EXERCISE DATA Start Marker

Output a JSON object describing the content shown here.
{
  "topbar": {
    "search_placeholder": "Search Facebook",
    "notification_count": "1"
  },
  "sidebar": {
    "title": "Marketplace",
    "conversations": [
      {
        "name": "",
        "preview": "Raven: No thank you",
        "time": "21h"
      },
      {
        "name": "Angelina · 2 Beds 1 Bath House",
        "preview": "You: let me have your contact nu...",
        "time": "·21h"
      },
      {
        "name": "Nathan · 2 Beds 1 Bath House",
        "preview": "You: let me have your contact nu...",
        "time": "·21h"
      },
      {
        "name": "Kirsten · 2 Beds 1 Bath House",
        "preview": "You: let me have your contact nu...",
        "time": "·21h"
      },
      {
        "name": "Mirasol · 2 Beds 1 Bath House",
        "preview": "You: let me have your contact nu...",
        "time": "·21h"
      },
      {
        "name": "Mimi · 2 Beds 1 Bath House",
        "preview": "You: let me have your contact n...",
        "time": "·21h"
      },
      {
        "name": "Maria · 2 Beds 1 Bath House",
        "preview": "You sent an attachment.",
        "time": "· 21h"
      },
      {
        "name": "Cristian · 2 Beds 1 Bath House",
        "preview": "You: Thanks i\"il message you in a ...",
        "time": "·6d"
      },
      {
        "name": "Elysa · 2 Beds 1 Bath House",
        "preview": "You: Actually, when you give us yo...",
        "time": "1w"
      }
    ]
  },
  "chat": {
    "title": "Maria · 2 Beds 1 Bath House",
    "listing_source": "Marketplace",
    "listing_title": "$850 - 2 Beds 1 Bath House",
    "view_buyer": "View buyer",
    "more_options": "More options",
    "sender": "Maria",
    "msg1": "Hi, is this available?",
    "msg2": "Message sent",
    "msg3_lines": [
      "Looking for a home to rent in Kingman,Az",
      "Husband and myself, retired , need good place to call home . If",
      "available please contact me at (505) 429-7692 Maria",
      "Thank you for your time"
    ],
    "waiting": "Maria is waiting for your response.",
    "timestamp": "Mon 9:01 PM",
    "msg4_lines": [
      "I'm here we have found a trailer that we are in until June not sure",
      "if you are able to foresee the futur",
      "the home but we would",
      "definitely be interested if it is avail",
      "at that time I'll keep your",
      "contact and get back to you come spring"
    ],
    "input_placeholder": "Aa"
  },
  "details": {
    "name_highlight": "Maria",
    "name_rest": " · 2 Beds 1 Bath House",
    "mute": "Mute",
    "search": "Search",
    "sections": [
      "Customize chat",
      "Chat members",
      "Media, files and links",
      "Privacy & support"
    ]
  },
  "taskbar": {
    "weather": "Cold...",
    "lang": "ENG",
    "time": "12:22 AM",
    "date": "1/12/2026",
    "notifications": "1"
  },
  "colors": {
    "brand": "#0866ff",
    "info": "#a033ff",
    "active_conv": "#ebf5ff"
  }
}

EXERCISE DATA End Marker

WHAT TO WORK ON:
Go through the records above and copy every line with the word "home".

TASK ANSWER:
      "Looking for a home to rent in Kingman,Az",
      "Husband and myself, retired , need good place to call home . If",
      "the home but we would",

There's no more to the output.